A lottery is a procedure for distributing something (usually money or prizes) among a group of people by chance. In a modern state lottery, participants purchase chances on tickets for a drawing to determine the winner(s). Lotteries are usually legal in all states and most people approve of them, although many do not participate. Some state governments regulate the lotteries and distribute the proceeds for public purposes. Other states contract with private promoters to run them.
When buying lottery tickets, it is important to check the prize records of each game before making a purchase. You can do this online or in person by visiting a lottery official’s website. Look for a break-down of each game, including what prizes are still available and when the records were last updated.
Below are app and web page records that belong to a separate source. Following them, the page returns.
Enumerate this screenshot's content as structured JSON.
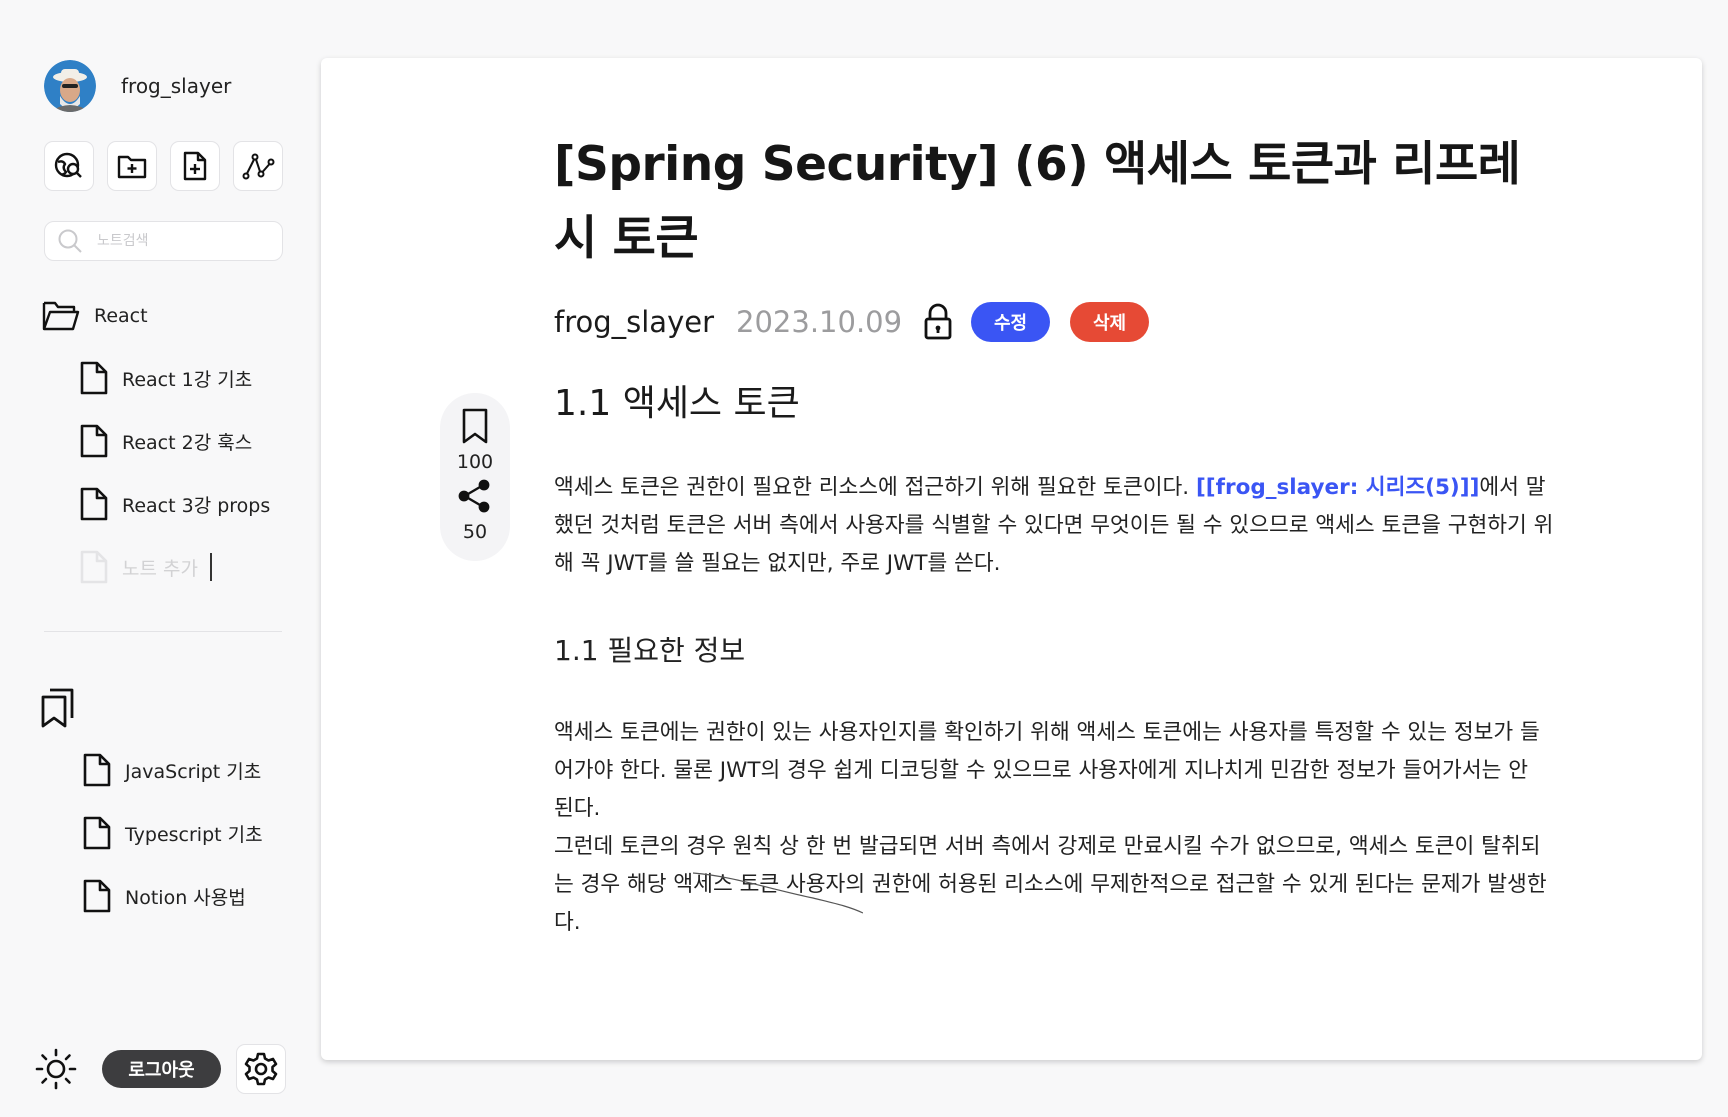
{
  "sidebar": {
    "username": "frog_slayer",
    "search_placeholder": "노트검색",
    "folder": {
      "label": "React"
    },
    "notes": [
      {
        "label": "React 1강 기초"
      },
      {
        "label": "React 2강 훅스"
      },
      {
        "label": "React 3강 props"
      }
    ],
    "add_note_label": "노트 추가",
    "bookmarks": [
      {
        "label": "JavaScript 기초"
      },
      {
        "label": "Typescript 기초"
      },
      {
        "label": "Notion 사용법"
      }
    ],
    "logout_label": "로그아웃",
    "icons": [
      "globe-search-icon",
      "folder-plus-icon",
      "file-plus-icon",
      "graph-icon",
      "sun-icon",
      "gear-icon",
      "bookmarks-icon"
    ]
  },
  "article": {
    "title": "[Spring Security] (6) 액세스 토큰과 리프레시 토큰",
    "author": "frog_slayer",
    "date": "2023.10.09",
    "edit_label": "수정",
    "delete_label": "삭제",
    "heading1": "1.1 액세스 토큰",
    "para1_text": "액세스 토큰은 권한이 필요한 리소스에 접근하기 위해 필요한 토큰이다. ",
    "para1_link": "[[frog_slayer: 시리즈(5)]]",
    "para1_rest": "에서 말했던 것처럼 토큰은 서버 측에서 사용자를 식별할 수 있다면 무엇이든 될 수 있으므로 액세스 토큰을 구현하기 위해 꼭 JWT를 쓸 필요는 없지만, 주로 JWT를 쓴다.",
    "heading2": "1.1 필요한 정보",
    "para2": "액세스 토큰에는 권한이 있는 사용자인지를 확인하기 위해 액세스 토큰에는 사용자를 특정할 수 있는 정보가 들어가야 한다. 물론 JWT의 경우 쉽게 디코딩할 수 있으므로 사용자에게 지나치게 민감한 정보가 들어가서는 안 된다.",
    "para3": "그런데 토큰의 경우 원칙 상 한 번 발급되면 서버 측에서 강제로 만료시킬 수가 없으므로, 액세스 토큰이 탈취되는 경우 해당 액세스 토큰 사용자의 권한에 허용된 리소스에 무제한적으로 접근할 수 있게 된다는 문제가 발생한다."
  },
  "actions": {
    "bookmark_count": "100",
    "share_count": "50"
  },
  "colors": {
    "accent": "#3a55f4",
    "danger": "#e64a35",
    "logout_bg": "#3d3d3f"
  }
}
If you can, try to buy a ticket shortly after the latest update to increase your odds of winning a prize.
In the early days of the modern lottery, games were simple raffles that involved purchasing a ticket preprinted with a number. Players waited weeks for the draw to learn whether they were winners. These passive drawing games were not especially popular, however, and they were eventually replaced by more exciting games with more betting options and quicker payoffs.
Today, lotteries offer a range of games and prizes, from cash to merchandise to vacations. Some games use names of famous places and buildings as the top prizes, while others feature well-known sports teams or cartoon characters. Prizes can be paid out all at once or in installments over several years. Lotteries are popular with the general public and, in most cases, raise more money than they cost to operate.